## Applying Gauss’s Law

2.3 Applying Gauss’s Law

### Learning Objectives

By the end of this section, you will be able to:

• Explain what spherical, cylindrical, and planar symmetry are
• Recognize whether or not a given system possesses one of these symmetries
• Apply Gauss’s law to determine the electric field of a system with one of these symmetries

### Applying Gauss’s Law

This video provides examples of how we can apply Gauss’s Law to situations with symmetric charge distributions. It’s a longer than usual video (15 minutes) – just wanted to let you know.

### Strategy for Applying Gauss’s Law

1. Identify the spatial symmetry of the charge distribution. This is an important first step that allows us to choose the appropriate Gaussian surface. As examples, an isolated point charge has spherical symmetry, and an infinite line of charge has cylindrical symmetry.
2. Choose a Gaussian surface with the same symmetry as the charge distribution and identify its consequences. With this choice,  is easily determined over the Gaussian surface.
3. Evaluate the integral  over the Gaussian surface, that is, calculate the flux through the surface. The symmetry of the Gaussian surface allows us to factor  outside the integral.
4. Determine the amount of charge enclosed by the Gaussian surface. This is an evaluation of the right-hand side of the equation representing Gauss’s law. It is often necessary to perform an integration to obtain the net enclosed charge.
5. Evaluate the electric field of the charge distribution. The field may now be found using the results of steps 3 and 4.

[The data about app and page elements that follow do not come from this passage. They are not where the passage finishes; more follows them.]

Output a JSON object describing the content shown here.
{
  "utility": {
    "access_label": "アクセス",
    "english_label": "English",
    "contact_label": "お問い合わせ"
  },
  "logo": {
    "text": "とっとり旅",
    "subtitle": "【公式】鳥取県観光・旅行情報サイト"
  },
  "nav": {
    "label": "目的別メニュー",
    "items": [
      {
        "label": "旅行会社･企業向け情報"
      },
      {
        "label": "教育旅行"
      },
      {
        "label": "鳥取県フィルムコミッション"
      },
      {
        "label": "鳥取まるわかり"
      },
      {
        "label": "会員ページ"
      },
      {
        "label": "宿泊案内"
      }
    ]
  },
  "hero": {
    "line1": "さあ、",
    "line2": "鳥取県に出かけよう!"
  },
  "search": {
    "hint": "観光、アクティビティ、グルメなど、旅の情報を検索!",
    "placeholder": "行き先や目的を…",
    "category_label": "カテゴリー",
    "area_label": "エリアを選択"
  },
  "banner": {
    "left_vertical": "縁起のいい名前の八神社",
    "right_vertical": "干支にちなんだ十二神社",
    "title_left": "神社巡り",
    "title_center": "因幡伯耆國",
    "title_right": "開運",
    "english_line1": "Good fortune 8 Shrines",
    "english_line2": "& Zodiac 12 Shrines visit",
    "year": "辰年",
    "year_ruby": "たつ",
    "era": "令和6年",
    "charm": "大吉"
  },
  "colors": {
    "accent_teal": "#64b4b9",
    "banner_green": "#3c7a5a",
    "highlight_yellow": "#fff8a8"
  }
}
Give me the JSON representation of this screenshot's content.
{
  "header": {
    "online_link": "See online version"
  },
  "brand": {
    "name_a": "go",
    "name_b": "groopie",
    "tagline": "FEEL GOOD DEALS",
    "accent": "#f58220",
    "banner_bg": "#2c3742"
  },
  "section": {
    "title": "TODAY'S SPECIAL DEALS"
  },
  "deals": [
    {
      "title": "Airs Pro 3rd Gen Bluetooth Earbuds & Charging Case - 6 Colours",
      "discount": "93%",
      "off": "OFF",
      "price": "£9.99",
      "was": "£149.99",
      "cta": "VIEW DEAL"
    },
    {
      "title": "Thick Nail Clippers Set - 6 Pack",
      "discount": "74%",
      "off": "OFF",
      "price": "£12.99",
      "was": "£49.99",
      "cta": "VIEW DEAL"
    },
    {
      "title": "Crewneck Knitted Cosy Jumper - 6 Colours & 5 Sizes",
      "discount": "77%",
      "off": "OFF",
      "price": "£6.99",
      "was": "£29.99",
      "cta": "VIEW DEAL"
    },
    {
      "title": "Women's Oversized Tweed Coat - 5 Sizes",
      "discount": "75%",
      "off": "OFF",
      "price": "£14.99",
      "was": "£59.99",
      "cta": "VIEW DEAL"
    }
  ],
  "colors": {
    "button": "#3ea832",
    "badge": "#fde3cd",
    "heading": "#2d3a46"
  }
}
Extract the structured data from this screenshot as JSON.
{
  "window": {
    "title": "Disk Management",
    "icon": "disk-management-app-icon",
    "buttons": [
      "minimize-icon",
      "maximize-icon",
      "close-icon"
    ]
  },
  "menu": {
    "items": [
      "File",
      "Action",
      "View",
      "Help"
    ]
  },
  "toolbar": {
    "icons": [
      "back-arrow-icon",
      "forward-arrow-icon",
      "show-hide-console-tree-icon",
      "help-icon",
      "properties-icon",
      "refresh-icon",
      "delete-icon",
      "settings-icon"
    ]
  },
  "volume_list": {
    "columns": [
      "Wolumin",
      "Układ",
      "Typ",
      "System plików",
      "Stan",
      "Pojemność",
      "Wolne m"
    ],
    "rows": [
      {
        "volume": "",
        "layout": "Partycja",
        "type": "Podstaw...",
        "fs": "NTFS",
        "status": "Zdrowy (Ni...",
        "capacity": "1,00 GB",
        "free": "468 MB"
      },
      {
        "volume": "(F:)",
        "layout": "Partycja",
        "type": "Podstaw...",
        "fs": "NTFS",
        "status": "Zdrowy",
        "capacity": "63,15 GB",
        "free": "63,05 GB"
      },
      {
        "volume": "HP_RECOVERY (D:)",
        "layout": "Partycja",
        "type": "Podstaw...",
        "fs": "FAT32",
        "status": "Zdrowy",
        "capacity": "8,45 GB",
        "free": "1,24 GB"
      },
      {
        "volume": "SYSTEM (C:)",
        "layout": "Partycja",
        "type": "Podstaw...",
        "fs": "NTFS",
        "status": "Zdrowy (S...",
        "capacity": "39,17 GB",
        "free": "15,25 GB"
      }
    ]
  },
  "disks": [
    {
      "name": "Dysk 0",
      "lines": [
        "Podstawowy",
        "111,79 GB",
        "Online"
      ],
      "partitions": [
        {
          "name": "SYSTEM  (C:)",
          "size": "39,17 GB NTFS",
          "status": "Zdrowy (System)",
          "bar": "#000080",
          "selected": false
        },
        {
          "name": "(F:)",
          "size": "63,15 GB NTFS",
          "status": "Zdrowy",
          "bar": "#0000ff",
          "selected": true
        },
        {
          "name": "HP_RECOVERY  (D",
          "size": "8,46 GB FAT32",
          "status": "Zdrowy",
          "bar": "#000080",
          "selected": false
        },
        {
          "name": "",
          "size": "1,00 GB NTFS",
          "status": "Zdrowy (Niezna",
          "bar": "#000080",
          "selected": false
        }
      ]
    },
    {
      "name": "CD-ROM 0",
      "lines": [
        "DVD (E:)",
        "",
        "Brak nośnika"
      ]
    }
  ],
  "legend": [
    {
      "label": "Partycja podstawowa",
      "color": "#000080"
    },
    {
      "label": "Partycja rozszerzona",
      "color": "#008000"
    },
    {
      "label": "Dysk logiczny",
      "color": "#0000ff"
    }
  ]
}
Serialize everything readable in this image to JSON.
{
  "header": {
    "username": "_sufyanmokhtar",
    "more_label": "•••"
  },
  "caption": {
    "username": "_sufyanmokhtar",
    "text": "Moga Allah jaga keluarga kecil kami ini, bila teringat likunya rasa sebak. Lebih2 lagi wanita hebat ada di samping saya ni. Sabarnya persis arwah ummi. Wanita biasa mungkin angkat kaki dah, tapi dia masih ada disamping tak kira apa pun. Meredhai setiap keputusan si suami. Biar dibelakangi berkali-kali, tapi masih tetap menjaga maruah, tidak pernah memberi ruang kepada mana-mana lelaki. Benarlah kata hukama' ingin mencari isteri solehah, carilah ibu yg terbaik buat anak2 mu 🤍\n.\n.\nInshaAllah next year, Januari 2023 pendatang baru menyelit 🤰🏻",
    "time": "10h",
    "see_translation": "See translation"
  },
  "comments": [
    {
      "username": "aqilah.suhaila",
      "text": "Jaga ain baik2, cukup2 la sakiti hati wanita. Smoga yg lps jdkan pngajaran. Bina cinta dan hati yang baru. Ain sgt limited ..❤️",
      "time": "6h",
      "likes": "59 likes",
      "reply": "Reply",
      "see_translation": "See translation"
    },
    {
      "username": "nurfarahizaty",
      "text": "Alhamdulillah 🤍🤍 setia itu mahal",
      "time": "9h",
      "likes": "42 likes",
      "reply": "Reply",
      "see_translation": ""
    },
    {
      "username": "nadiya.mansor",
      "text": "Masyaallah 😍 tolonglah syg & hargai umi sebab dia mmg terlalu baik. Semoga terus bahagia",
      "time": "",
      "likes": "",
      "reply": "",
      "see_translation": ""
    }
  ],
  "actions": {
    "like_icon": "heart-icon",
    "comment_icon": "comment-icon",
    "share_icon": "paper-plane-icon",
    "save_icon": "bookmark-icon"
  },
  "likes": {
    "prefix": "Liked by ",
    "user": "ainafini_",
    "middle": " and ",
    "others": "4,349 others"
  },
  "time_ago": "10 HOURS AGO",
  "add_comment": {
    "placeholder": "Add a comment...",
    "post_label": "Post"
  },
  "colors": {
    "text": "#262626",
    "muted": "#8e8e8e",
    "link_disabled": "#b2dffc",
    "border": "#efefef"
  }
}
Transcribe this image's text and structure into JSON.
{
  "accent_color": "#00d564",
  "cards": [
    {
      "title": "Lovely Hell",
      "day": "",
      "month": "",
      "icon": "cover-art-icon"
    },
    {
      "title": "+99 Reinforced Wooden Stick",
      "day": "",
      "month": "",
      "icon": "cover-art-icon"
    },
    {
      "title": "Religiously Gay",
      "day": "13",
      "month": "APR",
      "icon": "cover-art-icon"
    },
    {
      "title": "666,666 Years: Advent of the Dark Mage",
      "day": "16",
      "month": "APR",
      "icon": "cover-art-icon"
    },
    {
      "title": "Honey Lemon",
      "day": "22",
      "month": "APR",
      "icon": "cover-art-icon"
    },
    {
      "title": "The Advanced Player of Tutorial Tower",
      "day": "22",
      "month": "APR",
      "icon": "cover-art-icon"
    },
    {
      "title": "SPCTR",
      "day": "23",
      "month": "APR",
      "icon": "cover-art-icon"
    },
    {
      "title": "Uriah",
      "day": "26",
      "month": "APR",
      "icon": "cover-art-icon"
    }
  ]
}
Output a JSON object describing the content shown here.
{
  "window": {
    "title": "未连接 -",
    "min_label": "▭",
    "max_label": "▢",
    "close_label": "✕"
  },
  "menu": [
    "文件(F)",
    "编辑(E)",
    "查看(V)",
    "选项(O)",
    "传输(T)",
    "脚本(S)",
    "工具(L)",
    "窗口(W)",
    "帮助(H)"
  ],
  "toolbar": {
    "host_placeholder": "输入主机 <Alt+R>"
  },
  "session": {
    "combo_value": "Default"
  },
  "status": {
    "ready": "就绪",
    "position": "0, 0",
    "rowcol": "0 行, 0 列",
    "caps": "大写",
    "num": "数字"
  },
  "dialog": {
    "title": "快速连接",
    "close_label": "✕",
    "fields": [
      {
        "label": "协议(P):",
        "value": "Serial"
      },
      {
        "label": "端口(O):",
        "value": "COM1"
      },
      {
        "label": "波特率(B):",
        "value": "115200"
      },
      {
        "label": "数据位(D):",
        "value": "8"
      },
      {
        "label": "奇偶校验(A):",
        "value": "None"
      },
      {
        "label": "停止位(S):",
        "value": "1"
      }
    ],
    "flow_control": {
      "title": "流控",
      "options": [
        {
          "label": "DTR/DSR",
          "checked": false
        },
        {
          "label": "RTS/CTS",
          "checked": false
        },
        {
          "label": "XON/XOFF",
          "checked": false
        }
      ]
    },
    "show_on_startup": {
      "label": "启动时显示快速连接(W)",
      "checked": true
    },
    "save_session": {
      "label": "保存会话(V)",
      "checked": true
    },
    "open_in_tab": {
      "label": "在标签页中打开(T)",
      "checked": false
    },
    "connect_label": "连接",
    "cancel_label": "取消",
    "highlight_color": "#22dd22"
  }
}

Practice!

Discuss!

Reflect on this question and take notes on how you would answer it. Then we will share these thoughts together in a class discussion.

Given an infinite sheet of charge as shown in the figure. You need to use Gauss’s Law to calculate the electric field near the sheet of charge.

Which of the given Gaussian surfaces (A – D) are best suited for this purpose? Note: you may choose more than one answer.

Practice!